SUSANNA: Describe any marketing/promotion you did for this book.
MARGARET: By far, the best marketing/promotion I did for my book (and my sanity) was to join a debut group, the Epic 18’s. I learned so much from the other debut authors, especially those whose books launched before mine. I found it very valuable to have this peer community for advice and moral support.
- We passed ARCs around so we could review each other’s books.
- We suggested each other’s books for purchase from our libraries.
- We also held a couple of group promotions including an end of year giveaway and Twitter chat hosted by Matthew Winner.
- We exchanged information on swag.
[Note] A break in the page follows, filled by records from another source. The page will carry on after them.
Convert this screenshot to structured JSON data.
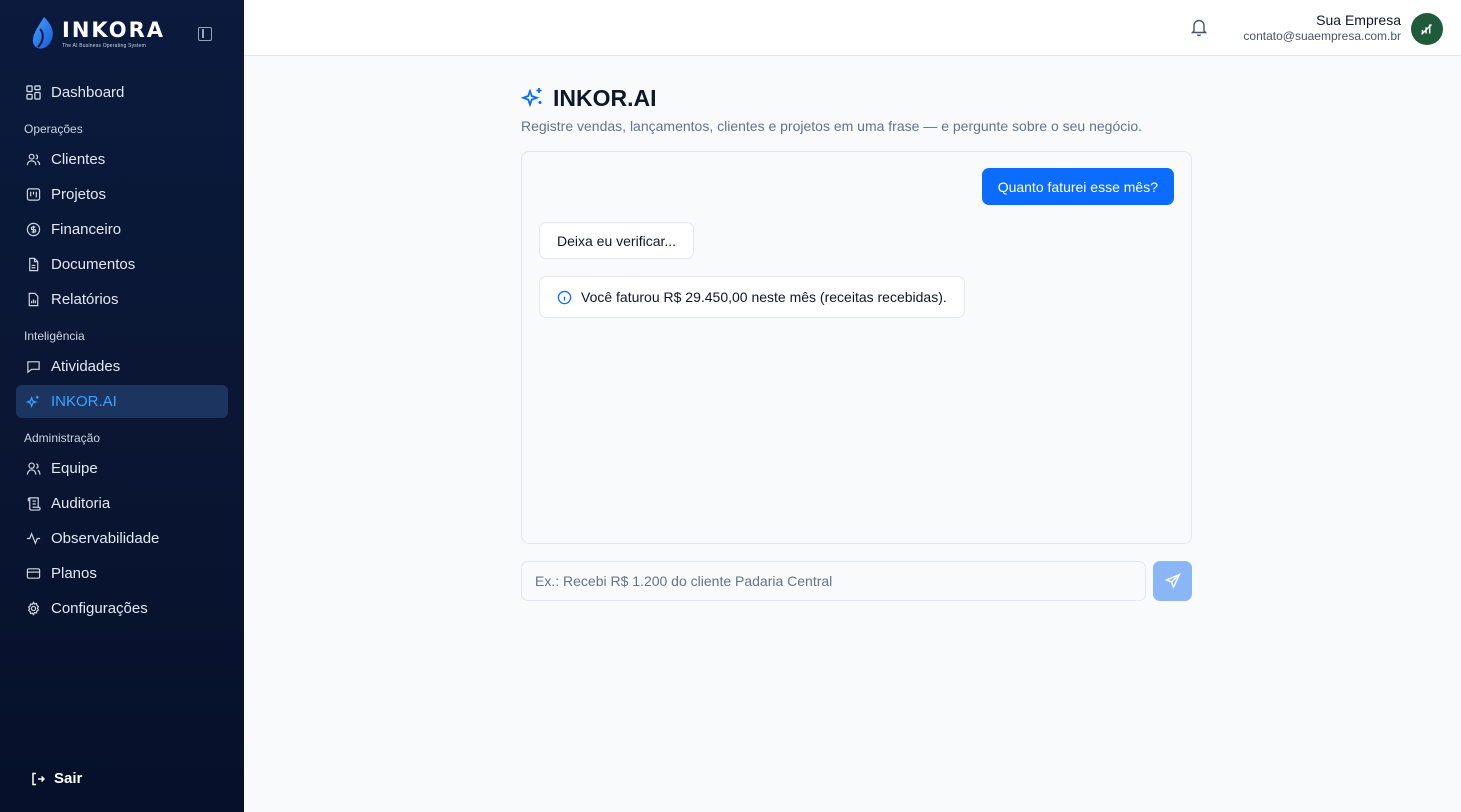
{
  "brand": {
    "name": "INKORA",
    "tagline": "The AI Business Operating System"
  },
  "nav": {
    "dashboard": "Dashboard",
    "sections": [
      {
        "label": "Operações",
        "items": [
          "Clientes",
          "Projetos",
          "Financeiro",
          "Documentos",
          "Relatórios"
        ]
      },
      {
        "label": "Inteligência",
        "items": [
          "Atividades",
          "INKOR.AI"
        ]
      },
      {
        "label": "Administração",
        "items": [
          "Equipe",
          "Auditoria",
          "Observabilidade",
          "Planos",
          "Configurações"
        ]
      }
    ],
    "active": "INKOR.AI",
    "logout": "Sair"
  },
  "header": {
    "company": "Sua Empresa",
    "email": "contato@suaempresa.com.br"
  },
  "page": {
    "title": "INKOR.AI",
    "subtitle": "Registre vendas, lançamentos, clientes e projetos em uma frase — e pergunte sobre o seu negócio."
  },
  "chat": {
    "messages": [
      {
        "role": "user",
        "text": "Quanto faturei esse mês?"
      },
      {
        "role": "assistant",
        "text": "Deixa eu verificar..."
      },
      {
        "role": "assistant",
        "text": "Você faturou R$ 29.450,00 neste mês (receitas recebidas)."
      }
    ],
    "input_placeholder": "Ex.: Recebi R$ 1.200 do cliente Padaria Central"
  },
  "colors": {
    "accent": "#0b6cff",
    "sidebar": "#0b1a3d",
    "active_text": "#3fa2ff"
  }
}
- We promoted each other on social media.
- I hired a marketing consultancy, Curious City, which I learned about from a fellow Epic 18-er. I paid for a 1-hour consultation and got great ideas for marketing and more interactive book readings.
Other marketing/promotion I did:
- Classroom Discussion Guide
- Activities, crafts, and coloring pages for my web site
- Swag—bookmarks, temporary tattoos, postcards, bookplates, stickers
- Social media promos revolving around the holidays
This year, I’m starting to schedule school visits and will be at a local book festival in a couple of months.
SUSANNA: How long was it between the time you started writing seriously and the time you sold your first picture book?
MARGARET: About 5.5 years.
SUSANNA: Margaret, thank you so much for taking the time to participate in this series and paying it forward to other writers! We all so appreciate you being here today!
Readers, if you have questions for Margaret, please post them in the comments below and if she has time I’m sure she’ll respond!
You may purchase Margaret’s book at:
(all links below are book-specific)
We can help our debut authors successfully launch their careers by:
– purchasing their books
– recommending their books to friends and family
– recommending their books to our children’s teachers and librarians
– recommending their books to our local libraries and bookstores
– sharing their books on social media
Thank you all for stopping by to read today! Have a lovely, inspiration-filled Tuesday! Maybe today is the day you’ll write your debut picture book 🙂
Missed any previous Tuesday Debuts? Check them out!